What Visco designed, in conjunction with collaborators at Sandia National Laboratories, was the introduction of a molecular descriptor, called "Signature," which quantifies and describes a molecule’s structure.
“Signature is simply a way to encode and describe the local environment of an atom in a molecule so that we can understand its structure,” he says.
The field in which Visco is working, QSAR, or quantitative structure-activity relationships, has long sought a way to glean information about the structure of compounds and use that information to make predictions about other compounds. Early results using Signature show that scientists can now take a small set with known properties and generate a much larger database of compounds that have optimal properties for the problem at hand.
“The technique of Signature is independent of the problem waiting to be solved,” said Visco. “Involving students at Tennessee Tech, we’re trying it in a wide variety of areas.”
At least five projects involving students under Visco’s advisement are currently using Signature to solve problems. One student is seeking to design a new refrigerant to replace ozone depleting ones. Another student is working to create a drug to treat Alzheimer’s disease.
Other projects include research into the Vioxx and Celebrex alternative and a new add mixture for concrete.
"Working at Sandia has been an amazing and energizing opportunity,” says Visco. “Collaborative efforts such as this promote the university and open doors for our students.”
Each Presidential Award winner received a citation, plaque and a commitment for continued funding of their work from their agency for five years. Visco’s award amounts to $250,000 over the five-year period. The Center for the Management, Utilization and Protection of Water Resources is providing additional support for Visco’s work through a graduate student and funding for software not covered by the award.

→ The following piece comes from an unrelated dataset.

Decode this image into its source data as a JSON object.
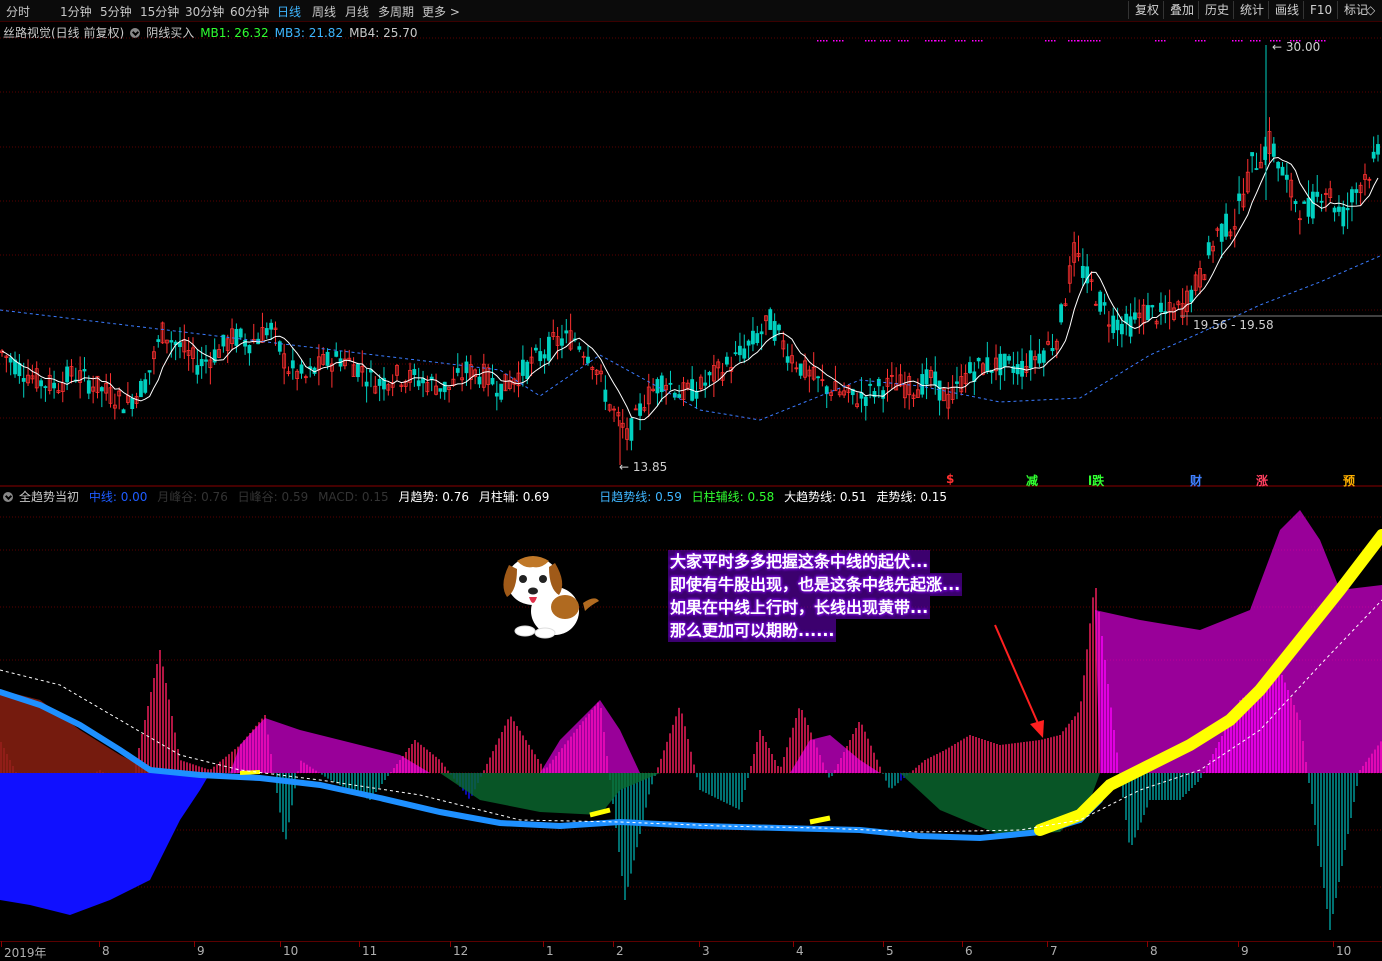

“Don Visco is well deserving of this recognition by the president of the United States and the Department of Energy,” said Dennis George, TTU's director of the Center for Water Resources. “His work with molecular Signatures allows him to find new compounds matching certain desired properties and is an extremely exciting area of research. It can be applied in both industry and the environment.“This honor not only reflects well on Don but also on the university as a whole as it continues to invest and engage in high-quality research,” George said.